These are the words of 57-year-old Doris Mnceleku who has been a street vendor in the Durban central business district (CBD) for the past 10 years.
An Umlazi resident, Mnceleku is one of thousands affected by the KwaZulu-Natal taxi strike that has left city centres far quieter than usual.
The strike comes after the eThekwini Municipality impounded over 300 taxis and buses over the weekend. The operation was part of route permit enforcement and comes at a time of simmering tensions in the Durban minibus taxi industry.
"We are in pain here. I am risking my life coming to work like this. I am risking it for a few rands and I do not even know how I am going to go home. I am just coming here and hoping for the best.
"I just want everything to go back to normal. [The city] must give the taxi people what they want so we can keep working. I cannot go on like this."
Another vendor, 54-year-old Mildred Sibiya, said there was unfairness to the effects of the strike.
"All these people want to fight and fight. I just want to work hard and give my family everything I can."
A KwaMashu resident, Sibiya said she had 10 family members in her household.

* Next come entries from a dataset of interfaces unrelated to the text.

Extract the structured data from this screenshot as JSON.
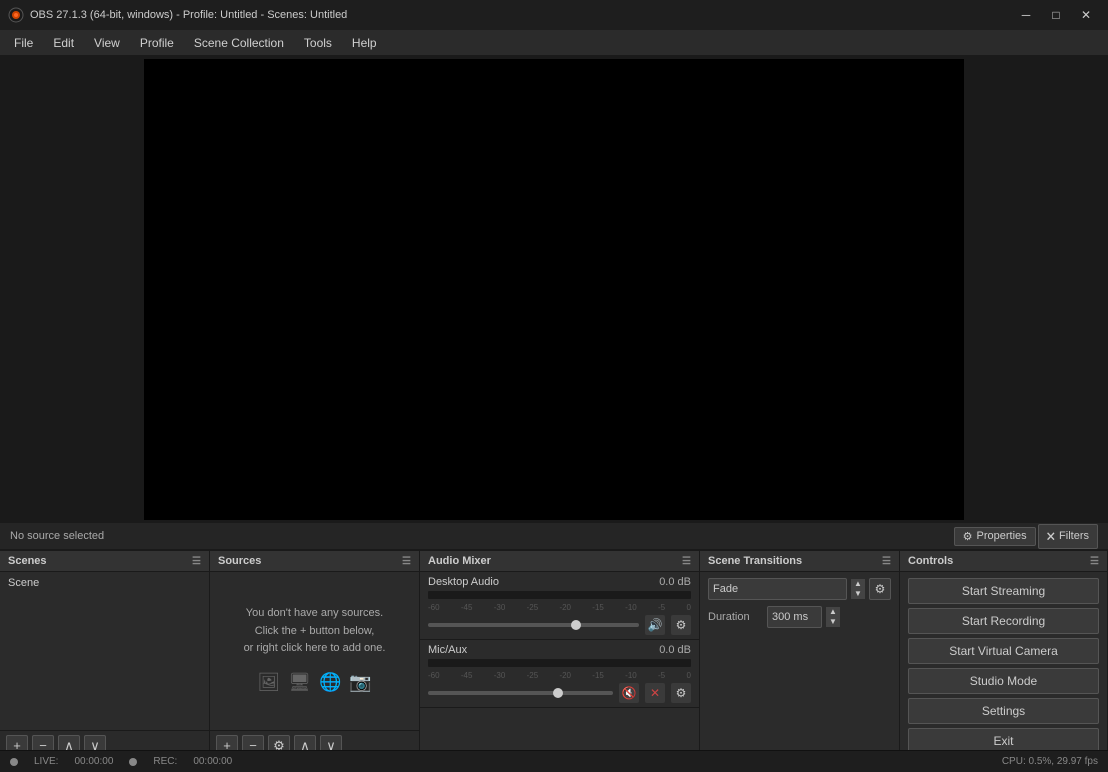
{
  "titlebar": {
    "title": "OBS 27.1.3 (64-bit, windows) - Profile: Untitled - Scenes: Untitled",
    "logo_label": "OBS",
    "btn_minimize": "─",
    "btn_maximize": "□",
    "btn_close": "✕"
  },
  "menubar": {
    "items": [
      {
        "label": "File",
        "id": "file"
      },
      {
        "label": "Edit",
        "id": "edit"
      },
      {
        "label": "View",
        "id": "view"
      },
      {
        "label": "Profile",
        "id": "profile"
      },
      {
        "label": "Scene Collection",
        "id": "scene-collection"
      },
      {
        "label": "Tools",
        "id": "tools"
      },
      {
        "label": "Help",
        "id": "help"
      }
    ]
  },
  "no_source": "No source selected",
  "properties_btn": "Properties",
  "filters_btn": "Filters",
  "panels": {
    "scenes": {
      "header": "Scenes",
      "items": [
        {
          "label": "Scene"
        }
      ]
    },
    "sources": {
      "header": "Sources",
      "empty_line1": "You don't have any sources.",
      "empty_line2": "Click the + button below,",
      "empty_line3": "or right click here to add one."
    },
    "audio_mixer": {
      "header": "Audio Mixer",
      "tracks": [
        {
          "name": "Desktop Audio",
          "db": "0.0 dB",
          "meter_pct": 0,
          "scale": [
            "-60",
            "-45",
            "-30",
            "-25",
            "-20",
            "-15",
            "-10",
            "-5",
            "0"
          ],
          "muted": false,
          "volume_pct": 70
        },
        {
          "name": "Mic/Aux",
          "db": "0.0 dB",
          "meter_pct": 0,
          "scale": [
            "-60",
            "-45",
            "-30",
            "-25",
            "-20",
            "-15",
            "-10",
            "-5",
            "0"
          ],
          "muted": true,
          "volume_pct": 70
        }
      ]
    },
    "scene_transitions": {
      "header": "Scene Transitions",
      "transition_value": "Fade",
      "duration_label": "Duration",
      "duration_value": "300 ms"
    },
    "controls": {
      "header": "Controls",
      "buttons": [
        {
          "label": "Start Streaming",
          "id": "start-streaming",
          "style": "normal"
        },
        {
          "label": "Start Recording",
          "id": "start-recording",
          "style": "normal"
        },
        {
          "label": "Start Virtual Camera",
          "id": "start-virtual-camera",
          "style": "normal"
        },
        {
          "label": "Studio Mode",
          "id": "studio-mode",
          "style": "normal"
        },
        {
          "label": "Settings",
          "id": "settings",
          "style": "normal"
        },
        {
          "label": "Exit",
          "id": "exit",
          "style": "normal"
        }
      ]
    }
  },
  "statusbar": {
    "live_label": "LIVE:",
    "live_time": "00:00:00",
    "rec_label": "REC:",
    "rec_time": "00:00:00",
    "cpu_label": "CPU: 0.5%, 29.97 fps"
  },
  "toolbar": {
    "add": "+",
    "remove": "−",
    "up": "∧",
    "down": "∨"
  }
}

"Most people I live with do not work. This strike is putting me in debt. I want to tell the people in charge to just stop fighting now. Please, can we all just go back to work?"